TWNealTWNeal Registered User Posts: 72 Junior Member
edited October 2011 in Parents Forum
I heard that colleges will look at every SAT score set sent to them and take only the highest score from each subject when molding a students final SAT score for admissions. Assuming this is true, what would happen were I to score a 640 on math and 510 on reading the first time, then get a 510 on math and a 640 on reading the second time? Would prestigious colleges be more likely to accept me for getting a 1280 overall or would they likely decline me due to the inconsistency in my score reports?
Post edited by TWNeal on

Replies to: Question about SAT in the admissions process

  • intparentintparent Registered User Posts: 35,760 Senior Member
    It depends on the college. Many colleges "superscore" the SAT. They will take your best score in each section (regardless of the date the test was taken). They will tell you on their admissions site or if you call them whether they do that.

    Note that many colleges that superscore the SAT do NOT superscore the ACT. You didn't ask, but just in case. :) Again, if you have a question, it depends on the college.

    Generally colleges do not look down on you for taking the SAT a couple of times, and understand that you might do well or poorly on a given section on different days. That is one reason many offer the superscore option.
  • ucsd_ucla_daducsd_ucla_dad Registered User Posts: 8,573 Senior Member
    I know you aren't applying to the UCs but they're an example of a Uni system that doesn't superscore - they only take the highest score from a single sitting.
  • glidoglido Registered User Posts: 5,958 Senior Member
    They would look at you as a 1280. They will care more about your transcript. Don't forget to write a great essay.
  • JHSJHS Registered User Posts: 18,018 Senior Member
    There are two, and only two, reasons why colleges superscore the standardized tests:

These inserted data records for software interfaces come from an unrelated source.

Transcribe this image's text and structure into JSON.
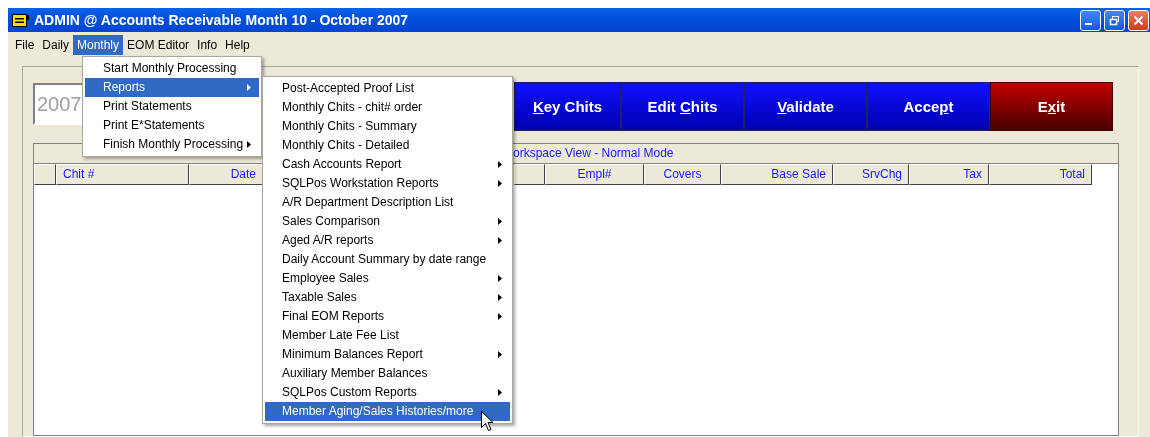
{
  "window": {
    "title": "ADMIN @ Accounts Receivable Month 10 - October 2007"
  },
  "menu_bar": [
    {
      "label": "File",
      "selected": false
    },
    {
      "label": "Daily",
      "selected": false
    },
    {
      "label": "Monthly",
      "selected": true
    },
    {
      "label": "EOM Editor",
      "selected": false
    },
    {
      "label": "Info",
      "selected": false
    },
    {
      "label": "Help",
      "selected": false
    }
  ],
  "monthly_menu": [
    {
      "label": "Start Monthly Processing",
      "has_submenu": false,
      "selected": false
    },
    {
      "label": "Reports",
      "has_submenu": true,
      "selected": true
    },
    {
      "label": "Print Statements",
      "has_submenu": false,
      "selected": false
    },
    {
      "label": "Print E*Statements",
      "has_submenu": false,
      "selected": false
    },
    {
      "label": "Finish Monthly Processing",
      "has_submenu": true,
      "selected": false
    }
  ],
  "reports_submenu": [
    {
      "label": "Post-Accepted Proof List",
      "has_submenu": false,
      "selected": false
    },
    {
      "label": "Monthly Chits - chit# order",
      "has_submenu": false,
      "selected": false
    },
    {
      "label": "Monthly Chits - Summary",
      "has_submenu": false,
      "selected": false
    },
    {
      "label": "Monthly Chits - Detailed",
      "has_submenu": false,
      "selected": false
    },
    {
      "label": "Cash Accounts Report",
      "has_submenu": true,
      "selected": false
    },
    {
      "label": "SQLPos Workstation Reports",
      "has_submenu": true,
      "selected": false
    },
    {
      "label": "A/R Department Description List",
      "has_submenu": false,
      "selected": false
    },
    {
      "label": "Sales Comparison",
      "has_submenu": true,
      "selected": false
    },
    {
      "label": "Aged A/R reports",
      "has_submenu": true,
      "selected": false
    },
    {
      "label": "Daily Account Summary by date range",
      "has_submenu": false,
      "selected": false
    },
    {
      "label": "Employee Sales",
      "has_submenu": true,
      "selected": false
    },
    {
      "label": "Taxable Sales",
      "has_submenu": true,
      "selected": false
    },
    {
      "label": "Final EOM Reports",
      "has_submenu": true,
      "selected": false
    },
    {
      "label": "Member Late Fee List",
      "has_submenu": false,
      "selected": false
    },
    {
      "label": "Minimum Balances Report",
      "has_submenu": true,
      "selected": false
    },
    {
      "label": "Auxiliary Member Balances",
      "has_submenu": false,
      "selected": false
    },
    {
      "label": "SQLPos Custom Reports",
      "has_submenu": true,
      "selected": false
    },
    {
      "label": "Member Aging/Sales Histories/more",
      "has_submenu": false,
      "selected": true
    }
  ],
  "period_field": {
    "value": "2007"
  },
  "buttons": [
    {
      "kind": "primary",
      "key": "K",
      "after": "ey Chits"
    },
    {
      "kind": "primary",
      "before": "Edit ",
      "key": "C",
      "after": "hits"
    },
    {
      "kind": "primary",
      "key": "V",
      "after": "alidate"
    },
    {
      "kind": "primary",
      "before": "Acce",
      "key": "p",
      "after": "t"
    },
    {
      "kind": "danger",
      "before": "E",
      "key": "x",
      "after": "it"
    }
  ],
  "workspace": {
    "title": "orkspace View - Normal Mode",
    "columns": [
      "Chit #",
      "Date",
      "Empl#",
      "Covers",
      "Base Sale",
      "SrvChg",
      "Tax",
      "Total"
    ]
  }
}
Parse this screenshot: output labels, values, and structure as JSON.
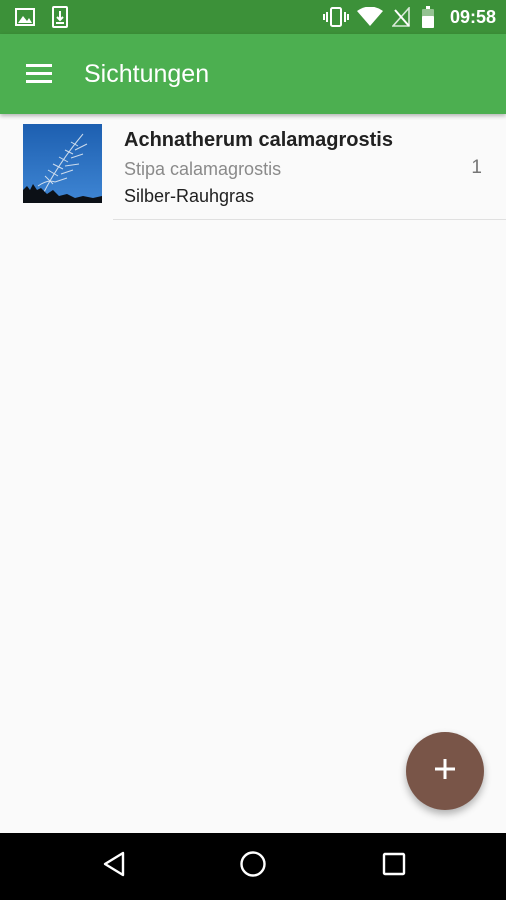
{
  "status_bar": {
    "time": "09:58",
    "icons": [
      "gallery-icon",
      "download-icon",
      "vibrate-icon",
      "wifi-icon",
      "no-signal-icon",
      "battery-icon"
    ]
  },
  "app_bar": {
    "title": "Sichtungen",
    "menu_icon": "hamburger-menu-icon",
    "color": "#4caf50",
    "status_color": "#3c9139"
  },
  "sightings": [
    {
      "title": "Achnatherum calamagrostis",
      "synonym": "Stipa calamagrostis",
      "common_name": "Silber-Rauhgras",
      "count": "1"
    }
  ],
  "fab": {
    "icon": "plus-icon",
    "color": "#795548"
  },
  "nav_bar": {
    "back_icon": "back-icon",
    "home_icon": "home-icon",
    "recents_icon": "recents-icon"
  }
}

    First, if they do that, they can use the superscored numbers in reporting their applicant pool and admitted class statistics. For a while, that made colleges that superscored look better in USNWR rankings than colleges that didn't; now everyone superscores but a college that stopped would probably drop a few ranking slots as a consequence.

    In reality, that's probably the only reason, but the second reason is that students like it and feel more comfortable that way. It's seen as student-friendly, and it does take some of the pressure off any particular test session. So everybody wins.

    Most of the evidence is that elite colleges put much less emphasis on standardized test scores than students on CC imagine. They are suspicious of the tests, and use them mainly as part of a rough first-cut qualification, which then largely drops out as a factor to be considered. Little or no importance is accorded to small (20-30 point) score differences. So they don't really care about superscoring. If students like it, and USNWR likes it, fine.
  • IgloooIglooo Registered User Posts: 7,930 Senior Member
    So far, that is. Kids caught on and now some of them are taking tests concentrating on CR or Math in a sitting. With a good score in one they can switch to the other in the following sitting taking advantage of super scoring. Sooner or later colleges will catch on and will look at the discrepancy. Or not.
This discussion has been closed.